This can work in your interest if you target specific properties to specific lenders and write your offers accordingly. Once you make the effort to know the players and gain a bit of experience with them, it will be easier for you know who can and will perform, on what, and when.

Never tie yourself to any one lender. I completely agree that the best relationships are local relationships.

Good luck, Eric.

Thank you 

Jeff S Na  for all the information. I have been learning how important getting multiple lenders lined up is for a successful real estate business. I have acquired two private lenders who are willing to take on one project each at a time for now. Hoping to continue to grow my lender base. I have contacted bridgewell capital and am using them to acquire 2 properties at this time. The rates seem better than most hard money lenders I've found so far and they have been easy to work with. I am hoping to close on these two properties within 2-3 weeks. 

Originally posted by @Eric Renney :

Thank you 

Jeff S Na  for all the information. I have been learning how important getting multiple lenders lined up is for a successful real estate business. I have acquired two private lenders who are willing to take on one project each at a time for now. Hoping to continue to grow my lender base. I have contacted bridgewell capital and am using them to acquire 2 properties at this time. The rates seem better than most hard money lenders I've found so far and they have been easy to work with. I am hoping to close on these two properties within 2-3 weeks. 

 Eric

I'm following this topic, and want to hear more about hard money loans and hard money lenders. Can you update us on your experience with the two closings you were doing with Bridge well? Did everything go as planned? Any glitches? Was there anything that could have gone better? Are there any things you would caution others about? Would you do it again? Overall, how is your assessment and was it ultimately worth the price? Thanks

hi Eric! I've been using lines of credit to finance deals. It's score based only with less red tape and restrictions than private and hard money.720 score or higher nets you up to 300k

I second what @Jon Holdman said above, with one exception.

The Florida (FAR/BAR As-Is) contract does not have a financed or cash option, per se.

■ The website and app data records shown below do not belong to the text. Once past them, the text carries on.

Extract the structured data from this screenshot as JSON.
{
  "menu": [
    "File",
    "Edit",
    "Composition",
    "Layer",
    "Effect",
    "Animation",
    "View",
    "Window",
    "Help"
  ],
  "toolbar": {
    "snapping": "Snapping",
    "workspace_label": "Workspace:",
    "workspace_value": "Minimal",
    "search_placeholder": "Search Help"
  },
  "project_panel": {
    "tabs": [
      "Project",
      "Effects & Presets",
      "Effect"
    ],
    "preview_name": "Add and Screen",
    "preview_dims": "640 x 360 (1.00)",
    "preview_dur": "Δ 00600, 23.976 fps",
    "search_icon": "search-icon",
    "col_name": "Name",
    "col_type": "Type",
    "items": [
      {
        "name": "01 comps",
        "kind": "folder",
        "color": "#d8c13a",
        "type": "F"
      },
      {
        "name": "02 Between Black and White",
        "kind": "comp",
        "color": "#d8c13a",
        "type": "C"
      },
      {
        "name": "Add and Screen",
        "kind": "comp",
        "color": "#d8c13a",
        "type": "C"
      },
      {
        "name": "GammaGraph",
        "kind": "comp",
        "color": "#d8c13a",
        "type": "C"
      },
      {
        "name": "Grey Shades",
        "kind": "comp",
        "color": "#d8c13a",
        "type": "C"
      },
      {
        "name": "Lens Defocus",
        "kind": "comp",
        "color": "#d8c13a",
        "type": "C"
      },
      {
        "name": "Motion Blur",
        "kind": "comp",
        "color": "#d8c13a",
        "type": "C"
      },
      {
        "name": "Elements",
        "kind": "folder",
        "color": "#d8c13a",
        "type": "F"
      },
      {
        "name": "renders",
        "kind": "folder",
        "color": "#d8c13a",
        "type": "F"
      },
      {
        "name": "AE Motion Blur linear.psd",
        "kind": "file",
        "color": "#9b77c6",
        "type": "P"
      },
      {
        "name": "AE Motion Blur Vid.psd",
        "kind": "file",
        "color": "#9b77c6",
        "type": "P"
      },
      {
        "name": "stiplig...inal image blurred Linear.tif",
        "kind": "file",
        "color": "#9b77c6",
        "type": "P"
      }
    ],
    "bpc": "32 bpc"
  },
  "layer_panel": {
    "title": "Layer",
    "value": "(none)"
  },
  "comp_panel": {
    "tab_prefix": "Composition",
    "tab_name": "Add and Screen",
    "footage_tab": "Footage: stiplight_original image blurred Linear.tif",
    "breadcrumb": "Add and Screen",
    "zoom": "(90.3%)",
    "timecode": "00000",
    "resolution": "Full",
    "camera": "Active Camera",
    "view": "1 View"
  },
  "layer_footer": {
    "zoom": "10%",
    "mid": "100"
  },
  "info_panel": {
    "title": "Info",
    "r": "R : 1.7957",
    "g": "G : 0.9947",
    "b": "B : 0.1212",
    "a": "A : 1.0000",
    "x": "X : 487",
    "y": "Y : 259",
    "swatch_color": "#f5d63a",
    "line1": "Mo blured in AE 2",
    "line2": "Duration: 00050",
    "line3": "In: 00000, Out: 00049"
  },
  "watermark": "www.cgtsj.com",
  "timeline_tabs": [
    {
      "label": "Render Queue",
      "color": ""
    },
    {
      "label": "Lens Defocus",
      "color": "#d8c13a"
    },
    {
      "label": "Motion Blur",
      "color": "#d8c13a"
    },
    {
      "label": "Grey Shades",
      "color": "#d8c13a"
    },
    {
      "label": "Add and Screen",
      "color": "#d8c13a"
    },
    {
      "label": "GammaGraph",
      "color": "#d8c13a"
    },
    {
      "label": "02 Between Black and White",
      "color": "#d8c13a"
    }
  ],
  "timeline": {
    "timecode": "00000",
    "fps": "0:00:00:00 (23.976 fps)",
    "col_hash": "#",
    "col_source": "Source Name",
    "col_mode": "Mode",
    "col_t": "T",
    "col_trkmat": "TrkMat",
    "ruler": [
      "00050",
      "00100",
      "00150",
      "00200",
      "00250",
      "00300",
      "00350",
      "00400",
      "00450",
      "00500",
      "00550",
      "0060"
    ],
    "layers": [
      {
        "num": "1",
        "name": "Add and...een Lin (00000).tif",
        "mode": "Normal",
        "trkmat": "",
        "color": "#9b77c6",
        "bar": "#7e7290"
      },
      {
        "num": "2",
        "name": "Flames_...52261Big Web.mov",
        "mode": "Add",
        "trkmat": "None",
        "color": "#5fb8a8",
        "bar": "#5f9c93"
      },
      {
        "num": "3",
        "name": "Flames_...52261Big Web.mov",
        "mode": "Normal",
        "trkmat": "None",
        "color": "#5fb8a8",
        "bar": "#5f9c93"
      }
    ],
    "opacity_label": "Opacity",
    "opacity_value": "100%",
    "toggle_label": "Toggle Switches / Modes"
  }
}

Rather, it ask whether you are asking for a financing contingency. Specifically, the "no financing contingency option" states:

"(a) Buyer will pay cash or may obtain a loan for the purchase of the Property. There is no financing contingency to Buyer’s obligation to close."

So basically, you are saying, I may pay cash, or I may finance my purchase - but if I fail to close (barring other contingencies, such as inspections), then I forfeit my earnest money.

Most sellers and listing agents are going to want proof of funds or a legitimate pre-approval letter to accompany such an offer.

Hope that helps.

Medium mfg logo resizedJeff Copeland MBA, The Multifamily Guy | [email protected] | 727‑235‑7988 | http://themultifamilyguy.com

They are or can be both you act as personal guarantor

"Update"

The two properties we were set up to close with Bridgewell Capital were probate homes. The seller had told us that they just needed the final probate paperwork from their attorney and could close in 30 days. We are still waiting. We have found that probates can be very lengthy deals but there is always progress being made. 

We have since made great relationships with some private lenders who have offered to fund the 2 properties for about half the interest and no points. So obviously we took them up on their offer.

What I can say about Bridgewell Capital is that they were very professional and very quick about getting everything ready for close. There were no problems or crazy requests. I will defiantly use them in the future if I cannot get private money 1st. 

I was happy with the service and professionalism. Unfortunately I cant say how smooth the close would be. Based on what we did with them I would imagine it being just as smooth and easy as the rest.

They make the process very easy and take care of about everything throughout.

When we use them again I will try and get on here to share my experience.

Has anyone else used them that can share their experiences?